• **Goal of the exercise**:
Return each line below exactly as it reads, and omit any image in it.

(Component data from apps and pages)
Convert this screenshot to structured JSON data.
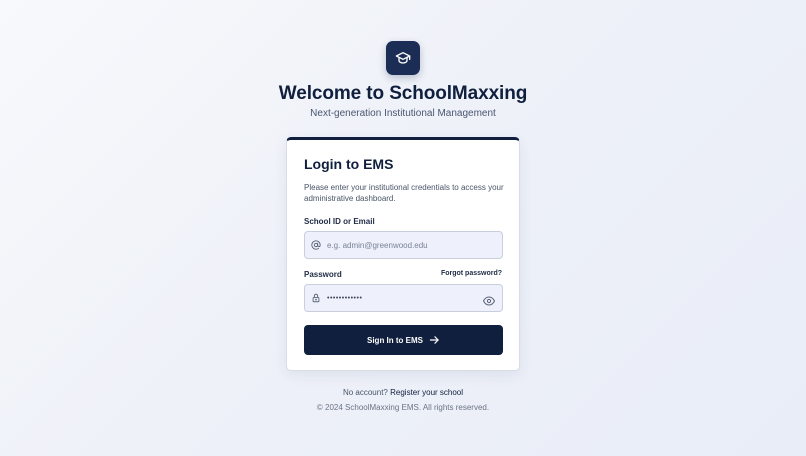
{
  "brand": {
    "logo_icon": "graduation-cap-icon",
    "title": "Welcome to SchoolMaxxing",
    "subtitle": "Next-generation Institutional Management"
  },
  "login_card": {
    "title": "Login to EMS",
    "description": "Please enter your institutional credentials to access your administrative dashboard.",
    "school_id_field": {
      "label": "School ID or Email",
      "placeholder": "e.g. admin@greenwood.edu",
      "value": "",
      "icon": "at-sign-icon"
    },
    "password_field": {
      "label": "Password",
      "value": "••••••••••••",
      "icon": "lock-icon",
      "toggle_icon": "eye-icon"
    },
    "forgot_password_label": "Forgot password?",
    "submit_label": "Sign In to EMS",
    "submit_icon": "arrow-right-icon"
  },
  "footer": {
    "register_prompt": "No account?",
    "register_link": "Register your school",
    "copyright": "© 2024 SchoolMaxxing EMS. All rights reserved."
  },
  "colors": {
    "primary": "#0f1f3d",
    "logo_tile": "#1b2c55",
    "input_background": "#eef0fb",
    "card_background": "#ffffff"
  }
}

• **Answer**:
Convert this screenshot to structured JSON data.
{
  "brand": {
    "logo_icon": "graduation-cap-icon",
    "title": "Welcome to SchoolMaxxing",
    "subtitle": "Next-generation Institutional Management"
  },
  "login_card": {
    "title": "Login to EMS",
    "description": "Please enter your institutional credentials to access your administrative dashboard.",
    "school_id_field": {
      "label": "School ID or Email",
      "placeholder": "e.g. admin@greenwood.edu",
      "value": "",
      "icon": "at-sign-icon"
    },
    "password_field": {
      "label": "Password",
      "value": "••••••••••••",
      "icon": "lock-icon",
      "toggle_icon": "eye-icon"
    },
    "forgot_password_label": "Forgot password?",
    "submit_label": "Sign In to EMS",
    "submit_icon": "arrow-right-icon"
  },
  "footer": {
    "register_prompt": "No account?",
    "register_link": "Register your school",
    "copyright": "© 2024 SchoolMaxxing EMS. All rights reserved."
  },
  "colors": {
    "primary": "#0f1f3d",
    "logo_tile": "#1b2c55",
    "input_background": "#eef0fb",
    "card_background": "#ffffff"
  }
}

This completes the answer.